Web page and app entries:
--- START ---
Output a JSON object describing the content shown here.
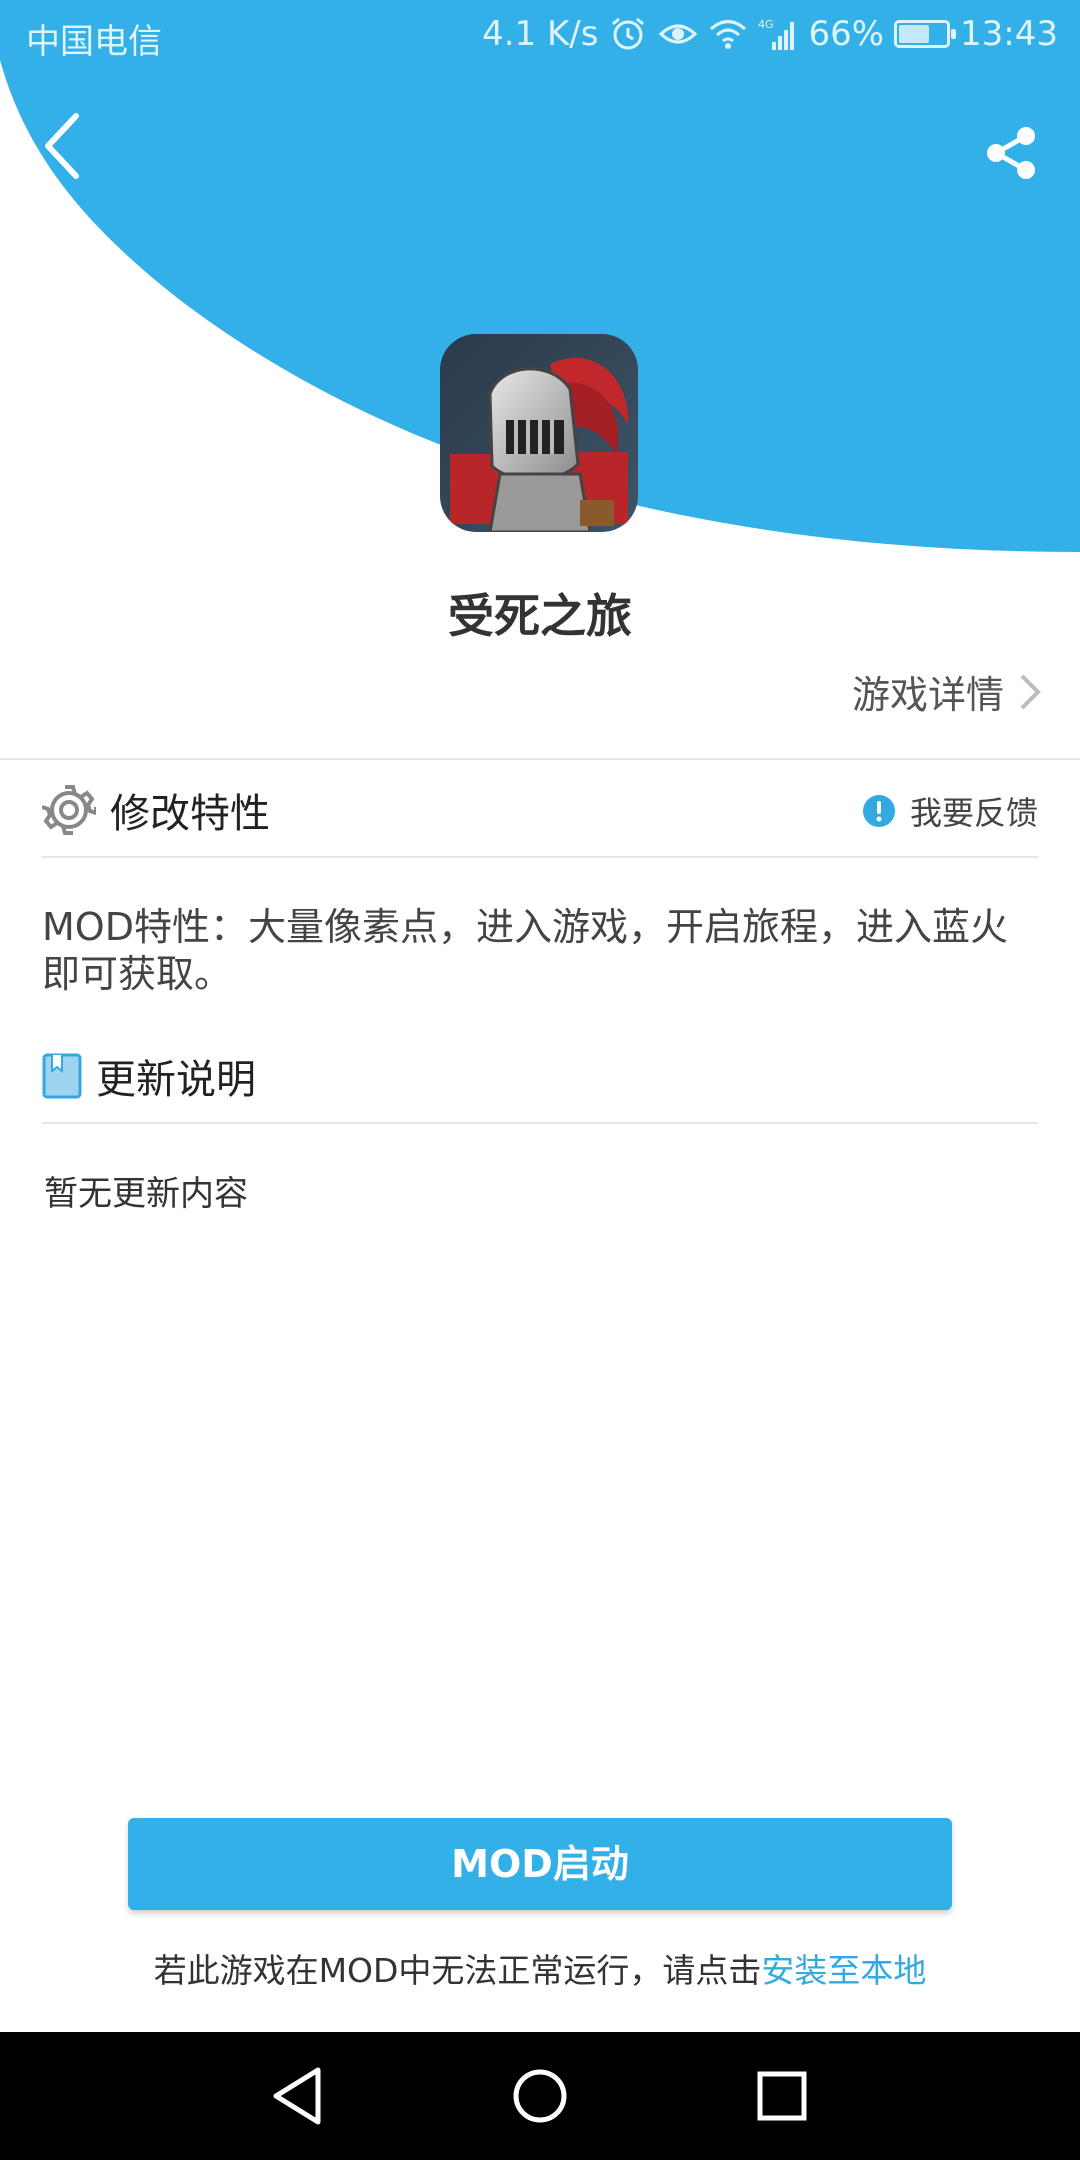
{
  "colors": {
    "accent": "#33b0e8",
    "link": "#33a9e2",
    "text": "#333333",
    "divider": "#e6e6e6",
    "nav_bar": "#000000"
  },
  "status_bar": {
    "carrier": "中国电信",
    "speed": "4.1 K/s",
    "network": "4G",
    "battery": "66%",
    "battery_level": 0.66,
    "time": "13:43",
    "icons": [
      "alarm-icon",
      "eye-comfort-icon",
      "wifi-icon",
      "signal-icon",
      "battery-icon"
    ]
  },
  "header": {
    "back_icon": "back-chevron-icon",
    "share_icon": "share-icon"
  },
  "game": {
    "title": "受死之旅",
    "details_link": "游戏详情"
  },
  "mod_section": {
    "title": "修改特性",
    "icon": "gear-icon",
    "feedback_label": "我要反馈",
    "feedback_icon": "exclamation-circle-icon",
    "description": "MOD特性：大量像素点，进入游戏，开启旅程，进入蓝火即可获取。"
  },
  "update_section": {
    "title": "更新说明",
    "icon": "book-icon",
    "content": "暂无更新内容"
  },
  "actions": {
    "launch_button": "MOD启动",
    "install_note_prefix": "若此游戏在MOD中无法正常运行，请点击",
    "install_link": "安装至本地"
  },
  "system_nav": {
    "back": "triangle-back-icon",
    "home": "circle-home-icon",
    "recents": "square-recents-icon"
  }
}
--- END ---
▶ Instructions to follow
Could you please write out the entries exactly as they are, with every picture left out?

▶ Response to this task
Output a JSON object describing the content shown here.
{
  "colors": {
    "accent": "#33b0e8",
    "link": "#33a9e2",
    "text": "#333333",
    "divider": "#e6e6e6",
    "nav_bar": "#000000"
  },
  "status_bar": {
    "carrier": "中国电信",
    "speed": "4.1 K/s",
    "network": "4G",
    "battery": "66%",
    "battery_level": 0.66,
    "time": "13:43",
    "icons": [
      "alarm-icon",
      "eye-comfort-icon",
      "wifi-icon",
      "signal-icon",
      "battery-icon"
    ]
  },
  "header": {
    "back_icon": "back-chevron-icon",
    "share_icon": "share-icon"
  },
  "game": {
    "title": "受死之旅",
    "details_link": "游戏详情"
  },
  "mod_section": {
    "title": "修改特性",
    "icon": "gear-icon",
    "feedback_label": "我要反馈",
    "feedback_icon": "exclamation-circle-icon",
    "description": "MOD特性：大量像素点，进入游戏，开启旅程，进入蓝火即可获取。"
  },
  "update_section": {
    "title": "更新说明",
    "icon": "book-icon",
    "content": "暂无更新内容"
  },
  "actions": {
    "launch_button": "MOD启动",
    "install_note_prefix": "若此游戏在MOD中无法正常运行，请点击",
    "install_link": "安装至本地"
  },
  "system_nav": {
    "back": "triangle-back-icon",
    "home": "circle-home-icon",
    "recents": "square-recents-icon"
  }
}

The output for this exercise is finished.